My thoughts this week have been about the liberation I feel at being seventy. I remember being at a conference long ago and hearing Carolyn Heilbrun, feminist writer and author of the Amanda Cross mysteries. She was celebrating her sixtieth birthday and told the group that she was thrilled because at that age women become invisible to the male gaze, so she no longer felt compelled to hold in her stomach!
While I do my best to avoid becoming invisible with my gaudy red hair and crazy clothes, I no longer give a damn about whether others approve of how I look. I dress for myself and have a great time selecting clothing and wearing fun things. It’s a kind of art form. An expression of my creativity.
The main thing I feel so good about, though, is that I am finally free to pursue whatever interests I have. I loved teaching, especially in the years before Juvie, because each day was unique and I got to hang around with fabulous young people and be a part of communities of scholars at Riverdale Country School and Charlotte Country Day. Yet, being a teacher at an independent school eats up every minute of your life not dedicated to family. There was never time to try something else or explore other passions.
Now that I am not consumed by teaching I am free to flex my wings. Running a store and being my own boss have always been dreams of mine. I can finally buy and sell beautiful things, decorate the store, and be available when friends drop by to visit. I say thank you to Social Security for opening this door!

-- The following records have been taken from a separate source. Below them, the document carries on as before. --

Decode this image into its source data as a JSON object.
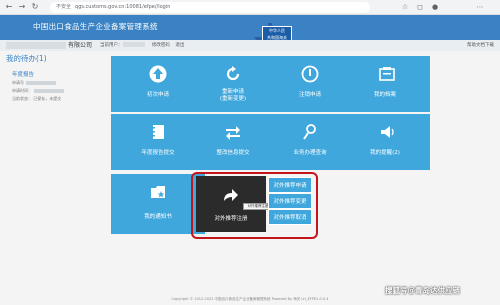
{
  "browser": {
    "security_label": "不安全",
    "url": "qgs.customs.gov.cn:10081/efpe//login",
    "icons": [
      "back-icon",
      "forward-icon",
      "reload-icon",
      "star-icon",
      "menu-icon"
    ]
  },
  "header": {
    "title": "中国出口食品生产企业备案管理系统",
    "logo_text_1": "中华人民",
    "logo_text_2": "共和国海关"
  },
  "subbar": {
    "company_suffix": "有限公司",
    "current_user_label": "当前用户：",
    "change_password": "修改密码",
    "logout": "退出",
    "help": "帮助文档下载"
  },
  "todo": {
    "title": "我的待办(1)",
    "subtitle": "年度报告",
    "lines": [
      "申请号",
      "申请时间：",
      "当前状态：  已保存，未提交"
    ]
  },
  "tiles": [
    {
      "label": "初次申请",
      "icon": "up-arrow-icon"
    },
    {
      "label": "重新申请",
      "label2": "(重新变更)",
      "icon": "refresh-icon"
    },
    {
      "label": "注销申请",
      "icon": "power-icon"
    },
    {
      "label": "我的档案",
      "icon": "archive-icon"
    },
    {
      "label": "年度报告提交",
      "icon": "notebook-icon"
    },
    {
      "label": "整改信息提交",
      "icon": "swap-arrows-icon"
    },
    {
      "label": "业务办理查询",
      "icon": "person-search-icon"
    },
    {
      "label": "我的提醒(2)",
      "icon": "speaker-icon"
    },
    {
      "label": "我的通知书",
      "icon": "folder-star-icon"
    }
  ],
  "recommend": {
    "label": "对外推荐注册",
    "tooltip": "对外推荐注册",
    "options": [
      "对外推荐申请",
      "对外推荐变更",
      "对外推荐取消"
    ]
  },
  "footer": "Copyright © 2012-2022 中国出口食品生产企业备案管理系统 Powered By 海关 LH_EFPE2.0.0.4",
  "watermark": "搜狐号@青岛达供应链",
  "colors": {
    "tile": "#3fa7dc",
    "header": "#3a82c4",
    "highlight": "#c4151c",
    "dark_tile": "#2b2b2b"
  }
}
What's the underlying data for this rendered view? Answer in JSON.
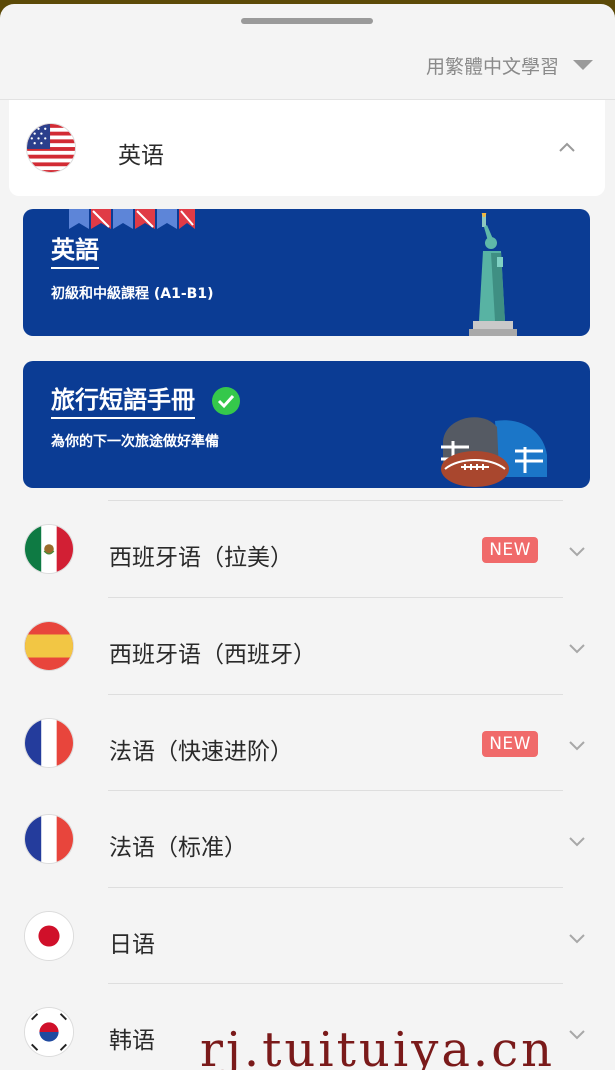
{
  "header": {
    "interface_language": "用繁體中文學習"
  },
  "selected_course": {
    "label": "英语",
    "flag": "us-flag-icon"
  },
  "course_cards": [
    {
      "title": "英語",
      "subtitle": "初級和中級課程 (A1-B1)",
      "illustration": "statue-of-liberty-icon",
      "color": "#0b3c94"
    },
    {
      "title": "旅行短語手冊",
      "subtitle": "為你的下一次旅途做好準備",
      "illustration": "football-helmet-icon",
      "completed": true,
      "color": "#0b3c94"
    }
  ],
  "languages": [
    {
      "label": "西班牙语（拉美）",
      "flag": "mexico-flag-icon",
      "badge": "NEW"
    },
    {
      "label": "西班牙语（西班牙）",
      "flag": "spain-flag-icon",
      "badge": ""
    },
    {
      "label": "法语（快速进阶）",
      "flag": "france-flag-icon",
      "badge": "NEW"
    },
    {
      "label": "法语（标准）",
      "flag": "france-flag-icon",
      "badge": ""
    },
    {
      "label": "日语",
      "flag": "japan-flag-icon",
      "badge": ""
    },
    {
      "label": "韩语",
      "flag": "korea-flag-icon",
      "badge": ""
    }
  ],
  "watermark": "rj.tuituiya.cn"
}
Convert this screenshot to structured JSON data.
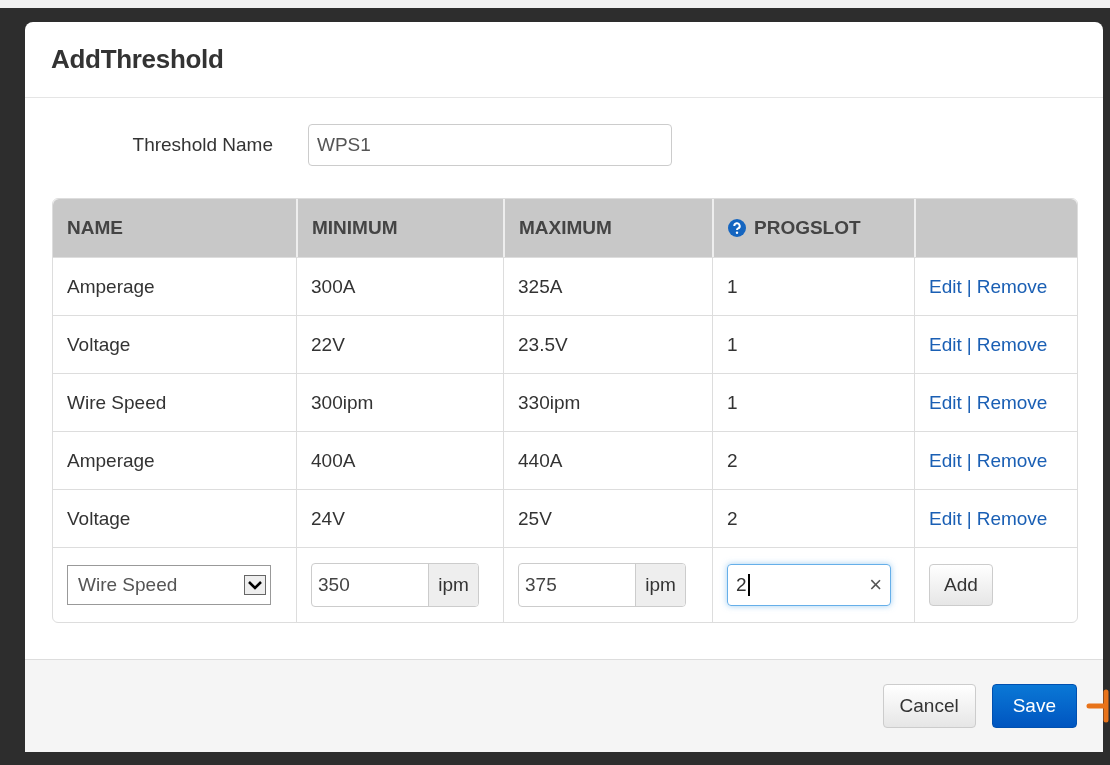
{
  "dialog": {
    "title": "AddThreshold"
  },
  "threshold_name": {
    "label": "Threshold Name",
    "value": "WPS1"
  },
  "table": {
    "columns": [
      {
        "label": "NAME",
        "kind": "plain"
      },
      {
        "label": "MINIMUM",
        "kind": "plain"
      },
      {
        "label": "MAXIMUM",
        "kind": "plain"
      },
      {
        "label": "PROGSLOT",
        "kind": "help"
      },
      {
        "kind": "plain"
      }
    ],
    "rows": [
      {
        "name": "Amperage",
        "minimum": "300A",
        "maximum": "325A",
        "progslot": "1",
        "actions": [
          "Edit",
          "|",
          "Remove"
        ]
      },
      {
        "name": "Voltage",
        "minimum": "22V",
        "maximum": "23.5V",
        "progslot": "1",
        "actions": [
          "Edit",
          "|",
          "Remove"
        ]
      },
      {
        "name": "Wire Speed",
        "minimum": "300ipm",
        "maximum": "330ipm",
        "progslot": "1",
        "actions": [
          "Edit",
          "|",
          "Remove"
        ]
      },
      {
        "name": "Amperage",
        "minimum": "400A",
        "maximum": "440A",
        "progslot": "2",
        "actions": [
          "Edit",
          "|",
          "Remove"
        ]
      },
      {
        "name": "Voltage",
        "minimum": "24V",
        "maximum": "25V",
        "progslot": "2",
        "actions": [
          "Edit",
          "|",
          "Remove"
        ]
      }
    ],
    "new_row": {
      "name": "Wire Speed",
      "minimum": "350",
      "minimum_unit": "ipm",
      "maximum": "375",
      "maximum_unit": "ipm",
      "progslot": "2",
      "progslot_focused": true,
      "clear": "×",
      "add_button": "Add"
    }
  },
  "buttons": [
    {
      "label": "Cancel",
      "kind": "default"
    },
    {
      "label": "Save",
      "kind": "primary"
    }
  ]
}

I observe other friends experiencing the same sense of freedom and purpose that I do. Some are dedicating themselves to working for political change, some to peace and social justice issues, and some spending the time they have longed for to work on their art.
I am so lucky to have such a sturdy constitution and such good health. My crazy father and his family all lived active, healthy lives into their late nineties, and God willing, I have time to explore my passions in good health.
When I was younger, I thought that getting older and not being employed full time would be like going into hibernation. I pictured myself sitting on a porch in a rocking chair waiting for the lights to go out. I should have been paying closer attention to my maternal grandfather who started a new business in his eighties. Old age doesn’t have to mean turning off the lights and locking up the doors. As long as we can, we can grow and learn.